B.C. Conservative leader brushes off resignation demands
John Cummins also announces party finances healthiest in its history
B.C. Conservative party leader John Cummins is brushing off calls for his resignation, describing the demands as a lot of noise with no substance.
But the noise got louder Wednesday as a collection of constituency association presidents issued an ultimatum – saying Cummins must quit by Friday, or donations to the party will dry up.
Ariane Eckardt, the constituency association president for Burnaby North, says Cummins' continued leadership has resulted in potential party donors putting their wallets away.
"I have been told now several times that there are people waiting in the wings to get this party healthy again so that they can support us," Eckardt said.
But Cummins insists the party has thrived under his leadership, raising more than $200,000 in the first nine months of this year, leaving the B.C. Tories in the best financial shape ever.
"The party's fund-raising success under my leadership demonstrates that British Columbian's increasingly support our message of fundamental change in Victoria," he said in a news release.
He also says while 14 party members have resigned over his leadership, 381 other people have signed up as new party members since September 3rd, and the dissidents represent only a small number of people.
Despite the turmoil in his party, Cummins says he thinks things are going "remarkably well."
Cummins, who insists he will lead the party into the next election, initially gave those within the party who questioned his leadership until noon Wednesday to get in line or quit, but later amended the deadline, saying the situation was "fluid."
Last month, party members voted just over 70 per cent in support of Cummins' leadership and against holding a leadership review.
Hours after the vote, the party's only sitting MLA John van Dongen quit the party saying he didn't believe Cummins had the capacity to do the job.
On Tuesday, Eckardt and another local constituency presidents called for Cummins to step down.
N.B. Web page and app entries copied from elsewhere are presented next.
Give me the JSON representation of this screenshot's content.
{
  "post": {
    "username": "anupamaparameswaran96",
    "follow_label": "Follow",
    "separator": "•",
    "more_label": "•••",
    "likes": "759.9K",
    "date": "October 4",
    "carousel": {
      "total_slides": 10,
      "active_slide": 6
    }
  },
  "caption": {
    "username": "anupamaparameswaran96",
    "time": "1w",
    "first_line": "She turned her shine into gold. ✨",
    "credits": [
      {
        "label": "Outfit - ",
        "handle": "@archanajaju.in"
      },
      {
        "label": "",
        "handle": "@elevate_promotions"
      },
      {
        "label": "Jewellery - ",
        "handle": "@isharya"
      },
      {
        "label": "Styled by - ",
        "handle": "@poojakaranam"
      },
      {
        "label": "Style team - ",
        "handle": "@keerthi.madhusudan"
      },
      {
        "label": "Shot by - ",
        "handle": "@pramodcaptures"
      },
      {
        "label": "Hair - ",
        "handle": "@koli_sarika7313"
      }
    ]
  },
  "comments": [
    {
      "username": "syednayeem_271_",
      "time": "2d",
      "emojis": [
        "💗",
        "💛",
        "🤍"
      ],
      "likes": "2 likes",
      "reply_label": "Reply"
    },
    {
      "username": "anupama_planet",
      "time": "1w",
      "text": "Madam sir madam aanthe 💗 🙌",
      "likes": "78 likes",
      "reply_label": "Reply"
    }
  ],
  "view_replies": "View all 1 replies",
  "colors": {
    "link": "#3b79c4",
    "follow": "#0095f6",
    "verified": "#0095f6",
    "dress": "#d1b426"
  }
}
"The time for Mr. Cummins to go is now, but yes, we are conciliatory as far as the rest of the party is concerned," Eckardt said. "We really would like this to be a viable party to take on the NDP in the next election."
Allison Patton, president of the Surrey-White Rock constituency association, also urged Cummins to resign.
"The timing may not be perfect but is required if we're going to move forward under the B.C. Conservative Party because under John Cummins, we are not going anywhere."
The most recent poll by Angus Reid put the Conservatives in third place with 19 per cent voter support, behind the governing Liberals at 25 per cent and the opposition NDP at 46 per cent.
But the infighting within the party is threatening to derail that, with many commentators questioning if the party is prepared to run the province if it can't manage its own internal affairs.
With files from the CBC's Stephen Smart, The Canadian Press